Brazil, Russia, India, China and South Africa, collectively known as the BRICS group of countries are holding their 15th summit in South Africa this week with expansion on the agenda.

The common bond between this diverse group of nations is that they are recognised as the emerging economic powerhouses in the global economy outside the major developed economies of which North America, Western Europe, Japan, South Korea and Australia are the most prominent.

Of course, countries like China, Brazil and Russia straddle both groups and are economic powerhouses in their own right, though in the case of Russia, before the invasion of Ukraine.

The BRICS group is a fairly loose alliance whose members have economic advancement as their objective.

However, in the case of China and Russia there is a strong geo-political dimension and an ambition to develop an economic bloc under China/Russian leadership that rivals the US and their allies dominated G7 and G20 group of nations.

The Russian invasion of Ukraine and US/UK/EU led pushback against the invasion through economic and military support gives the possible expansion of the BRICS group new meaning.


The EU and UK are active in the development of trade deals with countries and regions outside the EU, with the South American Mercosur group deal the most ambitious followed by Japan, Australia, New Zealand, Canada and South Korea as recent examples.

Attempts at an EU-US deal have failed for now, but the EU and UK are anxious to pursue trade relations. Progress on attempts with India and China has been at best slow.

Trade is particularly active between the BRICS members.
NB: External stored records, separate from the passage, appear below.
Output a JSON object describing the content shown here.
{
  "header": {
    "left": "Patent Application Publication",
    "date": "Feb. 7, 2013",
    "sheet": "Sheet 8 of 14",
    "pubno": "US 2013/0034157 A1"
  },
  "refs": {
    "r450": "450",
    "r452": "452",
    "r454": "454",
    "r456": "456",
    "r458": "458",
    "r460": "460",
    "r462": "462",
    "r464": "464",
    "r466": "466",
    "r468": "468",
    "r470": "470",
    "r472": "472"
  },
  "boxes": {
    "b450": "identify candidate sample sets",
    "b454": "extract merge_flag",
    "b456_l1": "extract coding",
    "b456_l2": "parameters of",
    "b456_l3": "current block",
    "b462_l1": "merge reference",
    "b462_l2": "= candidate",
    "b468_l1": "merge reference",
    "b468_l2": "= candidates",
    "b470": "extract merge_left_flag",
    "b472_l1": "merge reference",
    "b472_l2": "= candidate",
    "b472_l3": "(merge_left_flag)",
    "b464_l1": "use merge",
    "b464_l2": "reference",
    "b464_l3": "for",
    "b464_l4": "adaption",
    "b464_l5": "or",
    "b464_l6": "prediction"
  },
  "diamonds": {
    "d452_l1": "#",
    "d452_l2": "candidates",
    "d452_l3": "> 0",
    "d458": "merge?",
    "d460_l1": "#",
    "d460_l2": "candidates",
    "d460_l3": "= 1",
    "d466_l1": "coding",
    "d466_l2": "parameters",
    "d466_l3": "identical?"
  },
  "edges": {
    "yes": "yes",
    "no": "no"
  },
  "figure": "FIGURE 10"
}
This was well demonstrated in the aftermath of the Russian invasion when Russian gas supplies to the EU were dramatically reduced. Overnight Irish and EU farmers struggled to access fertiliser supplies, and those that were available were at hugely inflated prices.

On the other hand, Brazil, which imports 85% of its total fertiliser requirement, secured a deal with Russia that meets a quarter of Brazil’s total fertiliser imports

It has also been demonstrated more recently with a grain power play following Russia not renewing the deal that allows Ukrainian grain exports out through the Black Sea.

At a Russian-African nations summit last month, Russia offered to replace any disruption of grain supplies to African countries caused by the blockade.

China has also been active in Africa through the construction of infrastructure projects as part of their plan to compete with the US and European countries who historically colonised much of the African continent.

Ambitions and relevance to Irish farmers

While this is all important at a geopolitical level and more general trade, the link with agriculture and impact on Irish farmers is less obvious.

If there is further expansion of the group, Argentina, the world’s third largest beef exporter and Saudi Arabia, the leading exporter of oil and energy, are likely to join. Iran, another major oil exporter, and Belarus, a major potash producer are also candidates to join.

They have even considered a collective trade currency to rival the dollar for international trade, but this seems to be recognised as an ambition too far.

It is fair to say that many of these countries aren’t aligned with the EU when it comes to climate policy, notwithstanding China’s progress in developing energy production without fossil fuels, and they are in the process of becoming the leader in manufacture and sale of electric vehicles.

While the Irish agrifood industry has a strong trading relationship with China, the value of this trade has weakened this year due to the combination of increased Chinese production and extremely competitively priced alternative suppliers.

For example, China was a high value market for Irish beef exports up to the suspension in May 2021, yet when that business recommenced in January this year, traders found that the value per tonne of beef exports had plummeted, with increased production from Brazil and Australia dominating the market for imported beef.

Irish dairy exports to mainland China have plummeted to a five year low in the first half of 2023 at just 30,306 tonnes compared with 52,142 tonnes in the first half of 2019.

Of course Irish farmers benefited greatly by joining the alliance of European countries fifty years ago that has since expanded to 28 members, now 27 with the UK departure.

The development of a BRICS alliance will create opportunities for farmers in these nations and make them even more competitive to trade in global markets.